Posted on: 29 April 2020


Read preprint (2 votes)

Have your say

Your email address will not be published.

This site uses Akismet to reduce spam. Learn how your comment data is processed.

Sign up to customise the site to your preferences and to receive alerts

Register here

preLists in the cell biology category:

Alumni picks – preLights 5th Birthday

This preList contains preprints that were picked and highlighted by preLights Alumni - an initiative that was set up to mark preLights 5th birthday. More entries will follow throughout February and March 2023.


List by Sergio Menchero et al.

CellBio 2022 – An ASCB/EMBO Meeting
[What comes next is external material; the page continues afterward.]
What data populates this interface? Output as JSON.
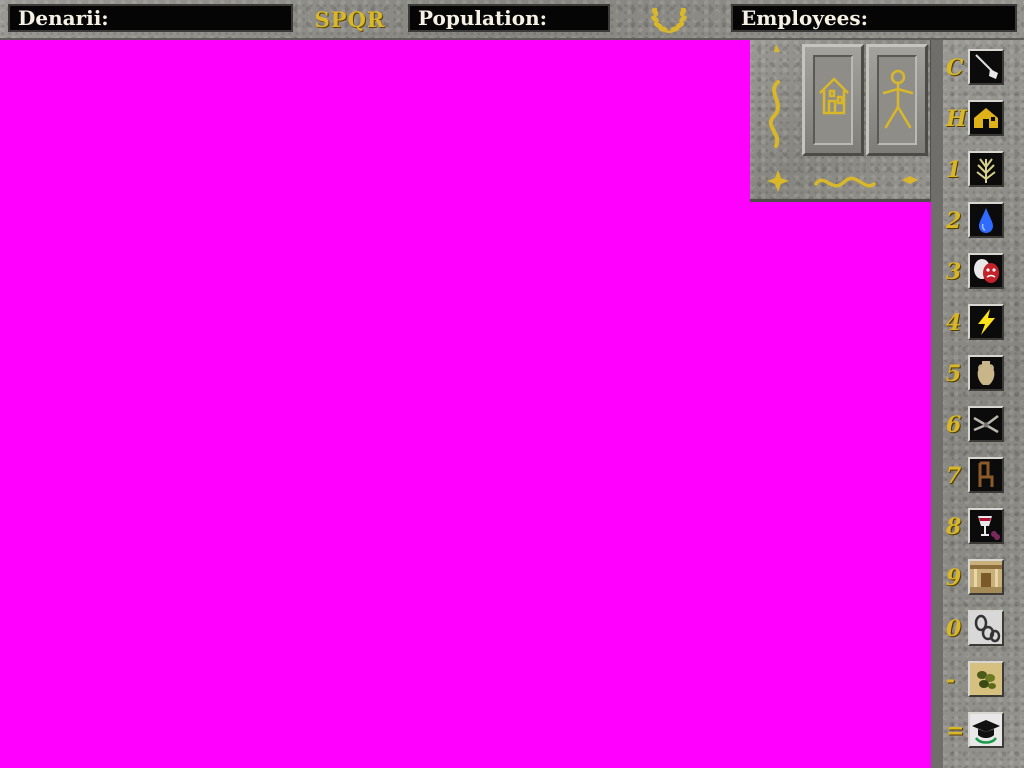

This preLists features preprints that were discussed and presented during the CellBio 2022 meeting in Washington, DC in December 2022.
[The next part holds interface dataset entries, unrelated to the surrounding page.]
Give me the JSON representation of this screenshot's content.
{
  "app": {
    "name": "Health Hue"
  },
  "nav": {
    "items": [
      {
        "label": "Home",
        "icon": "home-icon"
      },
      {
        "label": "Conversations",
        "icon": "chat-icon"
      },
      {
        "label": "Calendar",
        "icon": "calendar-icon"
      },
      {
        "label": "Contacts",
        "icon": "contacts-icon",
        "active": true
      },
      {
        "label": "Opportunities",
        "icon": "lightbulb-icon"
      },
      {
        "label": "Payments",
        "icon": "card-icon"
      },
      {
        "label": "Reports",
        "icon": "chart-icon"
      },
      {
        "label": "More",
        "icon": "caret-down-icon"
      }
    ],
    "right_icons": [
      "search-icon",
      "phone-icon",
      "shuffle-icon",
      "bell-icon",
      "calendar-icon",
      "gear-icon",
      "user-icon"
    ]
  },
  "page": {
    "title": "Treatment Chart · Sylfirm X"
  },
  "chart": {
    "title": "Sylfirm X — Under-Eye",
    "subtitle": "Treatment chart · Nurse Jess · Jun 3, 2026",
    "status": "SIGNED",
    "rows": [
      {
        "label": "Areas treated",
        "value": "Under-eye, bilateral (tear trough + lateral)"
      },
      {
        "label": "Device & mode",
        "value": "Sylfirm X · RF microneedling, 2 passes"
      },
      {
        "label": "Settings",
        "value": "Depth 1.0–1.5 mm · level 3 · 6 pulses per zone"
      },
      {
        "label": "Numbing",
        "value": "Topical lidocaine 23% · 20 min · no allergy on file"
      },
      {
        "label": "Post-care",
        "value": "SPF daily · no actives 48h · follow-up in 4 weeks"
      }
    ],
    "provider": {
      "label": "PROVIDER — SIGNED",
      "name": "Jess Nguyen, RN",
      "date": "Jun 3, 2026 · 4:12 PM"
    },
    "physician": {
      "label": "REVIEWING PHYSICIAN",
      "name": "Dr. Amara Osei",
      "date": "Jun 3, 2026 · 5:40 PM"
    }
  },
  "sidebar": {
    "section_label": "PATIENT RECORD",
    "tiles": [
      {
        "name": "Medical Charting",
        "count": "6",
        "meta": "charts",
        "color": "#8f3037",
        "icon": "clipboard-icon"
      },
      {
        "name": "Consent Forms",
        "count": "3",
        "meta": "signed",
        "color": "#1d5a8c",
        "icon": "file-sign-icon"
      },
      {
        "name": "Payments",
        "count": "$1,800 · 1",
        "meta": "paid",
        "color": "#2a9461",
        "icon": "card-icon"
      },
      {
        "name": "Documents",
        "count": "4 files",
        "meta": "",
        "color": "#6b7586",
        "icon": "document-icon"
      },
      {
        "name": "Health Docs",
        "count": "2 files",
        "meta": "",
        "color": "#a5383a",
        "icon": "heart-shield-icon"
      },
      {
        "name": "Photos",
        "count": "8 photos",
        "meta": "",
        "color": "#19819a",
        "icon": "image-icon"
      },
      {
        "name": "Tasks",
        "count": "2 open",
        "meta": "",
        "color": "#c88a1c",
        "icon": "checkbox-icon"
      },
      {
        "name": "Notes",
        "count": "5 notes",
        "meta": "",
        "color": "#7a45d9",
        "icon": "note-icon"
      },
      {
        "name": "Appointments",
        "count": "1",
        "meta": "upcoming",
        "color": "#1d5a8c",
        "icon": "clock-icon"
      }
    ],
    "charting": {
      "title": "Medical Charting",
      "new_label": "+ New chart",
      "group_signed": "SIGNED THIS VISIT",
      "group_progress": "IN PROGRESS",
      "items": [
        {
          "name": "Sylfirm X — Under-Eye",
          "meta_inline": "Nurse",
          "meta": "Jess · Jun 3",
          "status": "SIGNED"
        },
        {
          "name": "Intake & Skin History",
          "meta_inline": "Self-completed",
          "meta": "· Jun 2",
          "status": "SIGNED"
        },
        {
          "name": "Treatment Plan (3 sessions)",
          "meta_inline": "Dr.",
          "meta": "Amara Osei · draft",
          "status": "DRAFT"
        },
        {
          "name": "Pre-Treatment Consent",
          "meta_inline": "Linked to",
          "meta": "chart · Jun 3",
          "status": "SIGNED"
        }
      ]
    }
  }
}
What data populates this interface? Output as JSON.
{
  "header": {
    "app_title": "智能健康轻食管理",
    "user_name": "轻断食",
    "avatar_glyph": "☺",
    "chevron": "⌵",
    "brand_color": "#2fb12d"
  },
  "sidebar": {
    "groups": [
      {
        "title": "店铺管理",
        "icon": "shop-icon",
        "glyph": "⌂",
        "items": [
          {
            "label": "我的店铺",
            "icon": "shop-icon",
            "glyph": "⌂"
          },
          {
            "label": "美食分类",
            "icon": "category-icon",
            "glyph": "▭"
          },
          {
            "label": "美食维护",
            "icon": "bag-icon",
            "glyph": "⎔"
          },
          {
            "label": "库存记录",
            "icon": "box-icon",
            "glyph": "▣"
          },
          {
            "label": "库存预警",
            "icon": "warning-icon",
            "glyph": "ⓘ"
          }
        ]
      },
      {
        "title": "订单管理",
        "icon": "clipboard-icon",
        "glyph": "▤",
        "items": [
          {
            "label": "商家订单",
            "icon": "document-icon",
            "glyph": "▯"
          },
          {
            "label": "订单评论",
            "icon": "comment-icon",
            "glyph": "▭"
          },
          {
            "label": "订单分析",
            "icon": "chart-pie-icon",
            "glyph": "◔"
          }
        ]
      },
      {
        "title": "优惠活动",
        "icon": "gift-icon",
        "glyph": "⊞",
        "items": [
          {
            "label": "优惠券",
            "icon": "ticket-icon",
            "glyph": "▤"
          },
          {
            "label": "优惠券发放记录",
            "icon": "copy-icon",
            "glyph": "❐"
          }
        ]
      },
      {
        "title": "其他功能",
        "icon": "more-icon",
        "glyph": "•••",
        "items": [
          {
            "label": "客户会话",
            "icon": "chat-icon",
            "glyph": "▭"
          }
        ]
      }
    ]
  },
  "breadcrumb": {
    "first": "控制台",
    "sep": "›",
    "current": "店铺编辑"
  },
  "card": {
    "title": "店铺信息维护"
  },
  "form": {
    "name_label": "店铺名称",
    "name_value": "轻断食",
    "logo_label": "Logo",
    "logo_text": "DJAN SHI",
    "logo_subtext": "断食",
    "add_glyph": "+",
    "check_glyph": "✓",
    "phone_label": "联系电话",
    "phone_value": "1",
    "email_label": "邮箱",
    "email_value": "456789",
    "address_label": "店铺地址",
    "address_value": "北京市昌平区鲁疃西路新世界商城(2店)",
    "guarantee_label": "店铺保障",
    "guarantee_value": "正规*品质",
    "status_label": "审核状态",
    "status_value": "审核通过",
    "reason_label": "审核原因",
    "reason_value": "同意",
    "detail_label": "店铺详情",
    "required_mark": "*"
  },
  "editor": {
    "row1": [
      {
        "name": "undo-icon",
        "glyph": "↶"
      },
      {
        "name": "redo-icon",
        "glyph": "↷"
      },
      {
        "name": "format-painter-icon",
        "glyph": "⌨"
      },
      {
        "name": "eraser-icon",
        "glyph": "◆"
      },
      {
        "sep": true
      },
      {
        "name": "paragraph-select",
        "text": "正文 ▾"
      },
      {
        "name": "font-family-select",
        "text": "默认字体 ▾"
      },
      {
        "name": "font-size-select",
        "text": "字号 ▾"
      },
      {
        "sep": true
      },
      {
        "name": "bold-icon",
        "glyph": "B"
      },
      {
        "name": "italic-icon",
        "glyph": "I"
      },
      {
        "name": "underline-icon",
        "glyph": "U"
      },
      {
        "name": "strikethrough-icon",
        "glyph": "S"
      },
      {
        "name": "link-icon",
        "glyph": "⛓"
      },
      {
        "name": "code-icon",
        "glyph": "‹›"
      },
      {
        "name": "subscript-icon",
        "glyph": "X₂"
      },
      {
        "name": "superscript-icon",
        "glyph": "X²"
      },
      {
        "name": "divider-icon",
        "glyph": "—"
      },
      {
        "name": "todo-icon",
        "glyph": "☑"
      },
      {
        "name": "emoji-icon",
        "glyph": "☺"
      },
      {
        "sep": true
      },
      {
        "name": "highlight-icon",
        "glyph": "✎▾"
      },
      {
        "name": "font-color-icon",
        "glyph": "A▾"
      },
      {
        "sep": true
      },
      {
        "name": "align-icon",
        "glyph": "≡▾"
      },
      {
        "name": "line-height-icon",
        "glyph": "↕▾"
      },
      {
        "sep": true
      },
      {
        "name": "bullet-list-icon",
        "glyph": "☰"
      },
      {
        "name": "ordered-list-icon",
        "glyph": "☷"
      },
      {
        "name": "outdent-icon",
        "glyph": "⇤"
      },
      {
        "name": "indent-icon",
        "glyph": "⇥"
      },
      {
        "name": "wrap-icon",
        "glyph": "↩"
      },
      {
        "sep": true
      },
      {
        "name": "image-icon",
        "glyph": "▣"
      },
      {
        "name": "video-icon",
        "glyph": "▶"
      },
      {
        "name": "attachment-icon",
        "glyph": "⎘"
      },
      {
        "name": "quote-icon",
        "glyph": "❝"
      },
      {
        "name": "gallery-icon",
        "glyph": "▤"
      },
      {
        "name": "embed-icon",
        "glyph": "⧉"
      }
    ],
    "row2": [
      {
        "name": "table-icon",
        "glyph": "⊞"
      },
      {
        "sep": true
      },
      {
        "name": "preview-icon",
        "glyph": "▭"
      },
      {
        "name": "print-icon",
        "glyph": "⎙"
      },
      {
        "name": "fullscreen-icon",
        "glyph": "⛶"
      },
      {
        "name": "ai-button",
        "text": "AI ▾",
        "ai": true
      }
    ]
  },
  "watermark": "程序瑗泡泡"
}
List by Nadja Hümpfer et al.


The advances in fibroblast biology preList explores the recent discoveries and preprints of the fibroblast world. Get ready to immerse yourself with this list created for fibroblasts aficionados and lovers, and beyond. Here, my goal is to include preprints of fibroblast biology, heterogeneity, fate, extracellular matrix, behavior, topography, single-cell atlases, spatial transcriptomics, and their matrix!


List by Osvaldo Contreras

EMBL Synthetic Morphogenesis: From Gene Circuits to Tissue Architecture (2021)

A list of preprints mentioned at the #EESmorphoG virtual meeting in 2021.


List by Alex Eve

FENS 2020

A collection of preprints presented during the virtual meeting of the Federation of European Neuroscience Societies (FENS) in 2020


List by Ana Dorrego-Rivas

Planar Cell Polarity – PCP

This preList contains preprints about the latest findings on Planar Cell Polarity (PCP) in various model organisms at the molecular, cellular and tissue levels.


List by Ana Dorrego-Rivas

BioMalPar XVI: Biology and Pathology of the Malaria Parasite

[under construction] Preprints presented at the (fully virtual) EMBL BioMalPar XVI, 17-18 May 2020 #emblmalaria


List by Dey Lab, Samantha Seah


Cell Polarity

Recent research from the field of cell polarity is summarized in this list of preprints. It comprises of studies focusing on various forms of cell polarity ranging from epithelial polarity, planar cell polarity to front-to-rear polarity.


List by Yamini Ravichandran

TAGC 2020

Preprints recently presented at the virtual Allied Genetics Conference, April 22-26, 2020. #TAGC20


List by Maiko Kitaoka et al.

3D Gastruloids

A curated list of preprints related to Gastruloids (in vitro models of early development obtained by 3D aggregation of embryonic cells). Updated until July 2021.


List by Paul Gerald L. Sanchez and Stefano Vianello

ECFG15 – Fungal biology

Preprints presented at 15th European Conference on Fungal Genetics 17-20 February 2020 Rome


List by Hiral Shah

ASCB EMBO Annual Meeting 2019

A collection of preprints presented at the 2019 ASCB EMBO Meeting in Washington, DC (December 7-11)


List by Madhuja Samaddar et al.

EMBL Seeing is Believing – Imaging the Molecular Processes of Life

Preprints discussed at the 2019 edition of Seeing is Believing, at EMBL Heidelberg from the 9th-12th October 2019


List by Dey Lab


Preprints on autophagy and lysosomal degradation and its role in neurodegeneration and disease. Includes molecular mechanisms, upstream signalling and regulation as well as studies on pharmaceutical interventions to upregulate the process.


List by Sandra Malmgren Hill

Lung Disease and Regeneration

This preprint list compiles highlights from the field of lung biology.


List by Rob Hynds

Cellular metabolism

A curated list of preprints related to cellular metabolism at Biorxiv by Pablo Ranea Robles from the Prelights community. Special interest on lipid metabolism, peroxisomes and mitochondria.


List by Pablo Ranea Robles

BSCB/BSDB Annual Meeting 2019

Preprints presented at the BSCB/BSDB Annual Meeting 2019


List by Dey Lab


This list of preprints is focused on work expanding our knowledge on mitochondria in any organism, tissue or cell type, from the normal biology to the pathology.


List by Sandra Franco Iborra

Biophysical Society Annual Meeting 2019

Few of the preprints that were discussed in the recent BPS annual meeting at Baltimore, USA


List by Joseph Jose Thottacherry

ASCB/EMBO Annual Meeting 2018

This list relates to preprints that were discussed at the recent ASCB conference.


List by Dey Lab, Amanda Haage

Also in the molecular biology category: